EXERCISE
Set down each entry exactly; omit images.

[Interface dataset entries]
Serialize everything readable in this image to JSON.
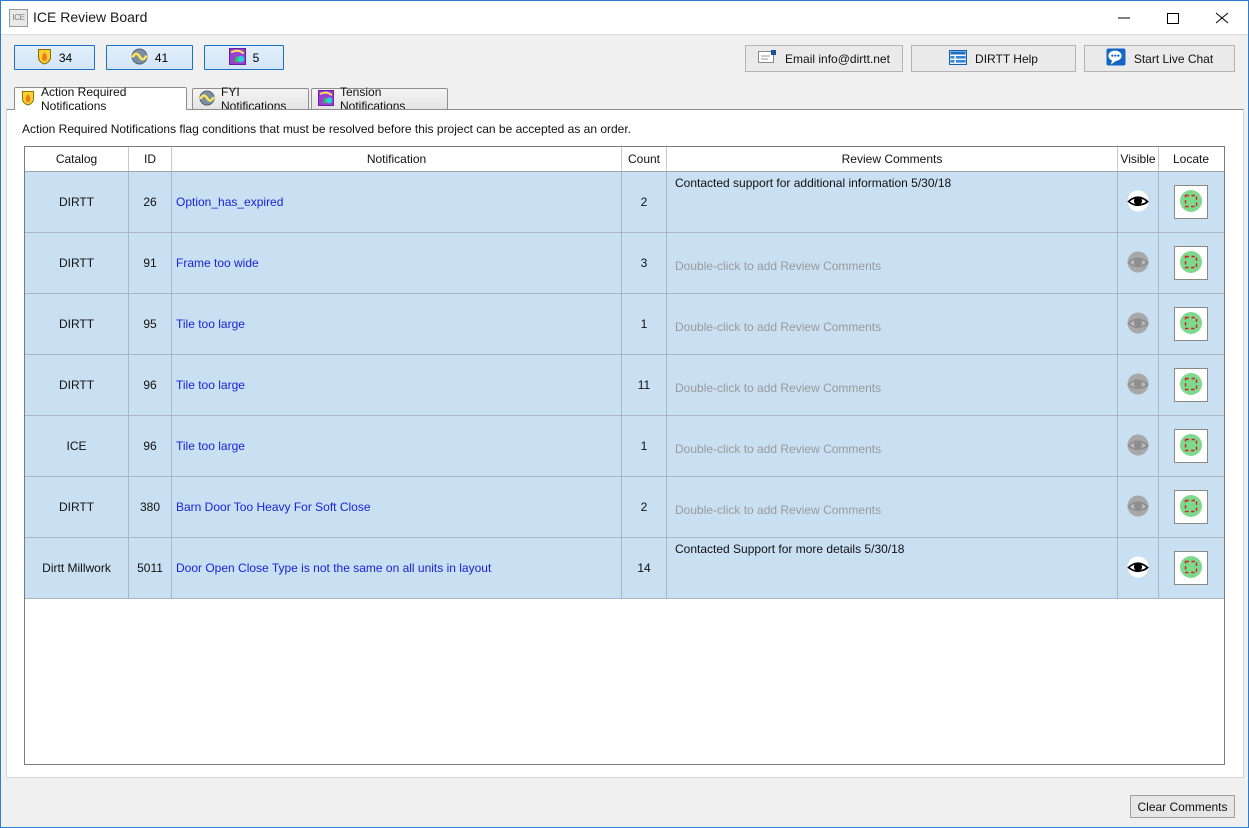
{
  "window": {
    "title": "ICE Review Board",
    "icon_label": "ICE",
    "icon_name": "ice-app-icon",
    "controls": {
      "minimize": "minimize",
      "maximize": "maximize",
      "close": "close"
    }
  },
  "toolbar": {
    "counters": [
      {
        "name": "action-required",
        "icon": "shield-flame-icon",
        "count": "34"
      },
      {
        "name": "fyi",
        "icon": "fyi-circle-icon",
        "count": "41"
      },
      {
        "name": "tension",
        "icon": "tension-shapes-icon",
        "count": "5"
      }
    ],
    "commands": [
      {
        "name": "email",
        "icon": "envelope-icon",
        "label": "Email info@dirtt.net"
      },
      {
        "name": "help",
        "icon": "table-grid-icon",
        "label": "DIRTT Help"
      },
      {
        "name": "chat",
        "icon": "chat-bubble-icon",
        "label": "Start Live Chat"
      }
    ]
  },
  "tabs": [
    {
      "name": "action-required-notifications",
      "label": "Action Required Notifications",
      "icon": "shield-flame-icon",
      "active": true
    },
    {
      "name": "fyi-notifications",
      "label": "FYI Notifications",
      "icon": "fyi-circle-icon",
      "active": false
    },
    {
      "name": "tension-notifications",
      "label": "Tension Notifications",
      "icon": "tension-shapes-icon",
      "active": false
    }
  ],
  "main": {
    "description": "Action Required Notifications flag conditions that must be resolved before this project can be accepted as an order.",
    "grid": {
      "columns": [
        {
          "key": "catalog",
          "label": "Catalog"
        },
        {
          "key": "id",
          "label": "ID"
        },
        {
          "key": "notification",
          "label": "Notification"
        },
        {
          "key": "count",
          "label": "Count"
        },
        {
          "key": "review_comments",
          "label": "Review Comments"
        },
        {
          "key": "visible",
          "label": "Visible"
        },
        {
          "key": "locate",
          "label": "Locate"
        }
      ],
      "comment_placeholder": "Double-click to add Review Comments",
      "rows": [
        {
          "catalog": "DIRTT",
          "id": "26",
          "notification": "Option_has_expired",
          "count": "2",
          "review_comments": "Contacted support for additional information 5/30/18",
          "has_comment": true,
          "visible_active": true
        },
        {
          "catalog": "DIRTT",
          "id": "91",
          "notification": "Frame too wide",
          "count": "3",
          "review_comments": "",
          "has_comment": false,
          "visible_active": false
        },
        {
          "catalog": "DIRTT",
          "id": "95",
          "notification": "Tile too large",
          "count": "1",
          "review_comments": "",
          "has_comment": false,
          "visible_active": false
        },
        {
          "catalog": "DIRTT",
          "id": "96",
          "notification": "Tile too large",
          "count": "11",
          "review_comments": "",
          "has_comment": false,
          "visible_active": false
        },
        {
          "catalog": "ICE",
          "id": "96",
          "notification": "Tile too large",
          "count": "1",
          "review_comments": "",
          "has_comment": false,
          "visible_active": false
        },
        {
          "catalog": "DIRTT",
          "id": "380",
          "notification": "Barn Door Too Heavy For Soft Close",
          "count": "2",
          "review_comments": "",
          "has_comment": false,
          "visible_active": false
        },
        {
          "catalog": "Dirtt Millwork",
          "id": "5011",
          "notification": "Door Open Close Type is not the same on all units in layout",
          "count": "14",
          "review_comments": "Contacted Support for more details 5/30/18",
          "has_comment": true,
          "visible_active": true
        }
      ]
    }
  },
  "footer": {
    "clear_comments_label": "Clear Comments"
  },
  "colors": {
    "window_border": "#2b7cd3",
    "row_background": "#c9dff2",
    "link_text": "#1a24d8",
    "placeholder_text": "#9a9a9a",
    "locate_green": "#7ed98f",
    "locate_marker_red": "#d02020",
    "chrome_gray": "#f0f0f0"
  }
}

ANSWER SECTION
Serialize everything readable in this image to JSON.
{
  "window": {
    "title": "ICE Review Board",
    "icon_label": "ICE",
    "icon_name": "ice-app-icon",
    "controls": {
      "minimize": "minimize",
      "maximize": "maximize",
      "close": "close"
    }
  },
  "toolbar": {
    "counters": [
      {
        "name": "action-required",
        "icon": "shield-flame-icon",
        "count": "34"
      },
      {
        "name": "fyi",
        "icon": "fyi-circle-icon",
        "count": "41"
      },
      {
        "name": "tension",
        "icon": "tension-shapes-icon",
        "count": "5"
      }
    ],
    "commands": [
      {
        "name": "email",
        "icon": "envelope-icon",
        "label": "Email info@dirtt.net"
      },
      {
        "name": "help",
        "icon": "table-grid-icon",
        "label": "DIRTT Help"
      },
      {
        "name": "chat",
        "icon": "chat-bubble-icon",
        "label": "Start Live Chat"
      }
    ]
  },
  "tabs": [
    {
      "name": "action-required-notifications",
      "label": "Action Required Notifications",
      "icon": "shield-flame-icon",
      "active": true
    },
    {
      "name": "fyi-notifications",
      "label": "FYI Notifications",
      "icon": "fyi-circle-icon",
      "active": false
    },
    {
      "name": "tension-notifications",
      "label": "Tension Notifications",
      "icon": "tension-shapes-icon",
      "active": false
    }
  ],
  "main": {
    "description": "Action Required Notifications flag conditions that must be resolved before this project can be accepted as an order.",
    "grid": {
      "columns": [
        {
          "key": "catalog",
          "label": "Catalog"
        },
        {
          "key": "id",
          "label": "ID"
        },
        {
          "key": "notification",
          "label": "Notification"
        },
        {
          "key": "count",
          "label": "Count"
        },
        {
          "key": "review_comments",
          "label": "Review Comments"
        },
        {
          "key": "visible",
          "label": "Visible"
        },
        {
          "key": "locate",
          "label": "Locate"
        }
      ],
      "comment_placeholder": "Double-click to add Review Comments",
      "rows": [
        {
          "catalog": "DIRTT",
          "id": "26",
          "notification": "Option_has_expired",
          "count": "2",
          "review_comments": "Contacted support for additional information 5/30/18",
          "has_comment": true,
          "visible_active": true
        },
        {
          "catalog": "DIRTT",
          "id": "91",
          "notification": "Frame too wide",
          "count": "3",
          "review_comments": "",
          "has_comment": false,
          "visible_active": false
        },
        {
          "catalog": "DIRTT",
          "id": "95",
          "notification": "Tile too large",
          "count": "1",
          "review_comments": "",
          "has_comment": false,
          "visible_active": false
        },
        {
          "catalog": "DIRTT",
          "id": "96",
          "notification": "Tile too large",
          "count": "11",
          "review_comments": "",
          "has_comment": false,
          "visible_active": false
        },
        {
          "catalog": "ICE",
          "id": "96",
          "notification": "Tile too large",
          "count": "1",
          "review_comments": "",
          "has_comment": false,
          "visible_active": false
        },
        {
          "catalog": "DIRTT",
          "id": "380",
          "notification": "Barn Door Too Heavy For Soft Close",
          "count": "2",
          "review_comments": "",
          "has_comment": false,
          "visible_active": false
        },
        {
          "catalog": "Dirtt Millwork",
          "id": "5011",
          "notification": "Door Open Close Type is not the same on all units in layout",
          "count": "14",
          "review_comments": "Contacted Support for more details 5/30/18",
          "has_comment": true,
          "visible_active": true
        }
      ]
    }
  },
  "footer": {
    "clear_comments_label": "Clear Comments"
  },
  "colors": {
    "window_border": "#2b7cd3",
    "row_background": "#c9dff2",
    "link_text": "#1a24d8",
    "placeholder_text": "#9a9a9a",
    "locate_green": "#7ed98f",
    "locate_marker_red": "#d02020",
    "chrome_gray": "#f0f0f0"
  }
}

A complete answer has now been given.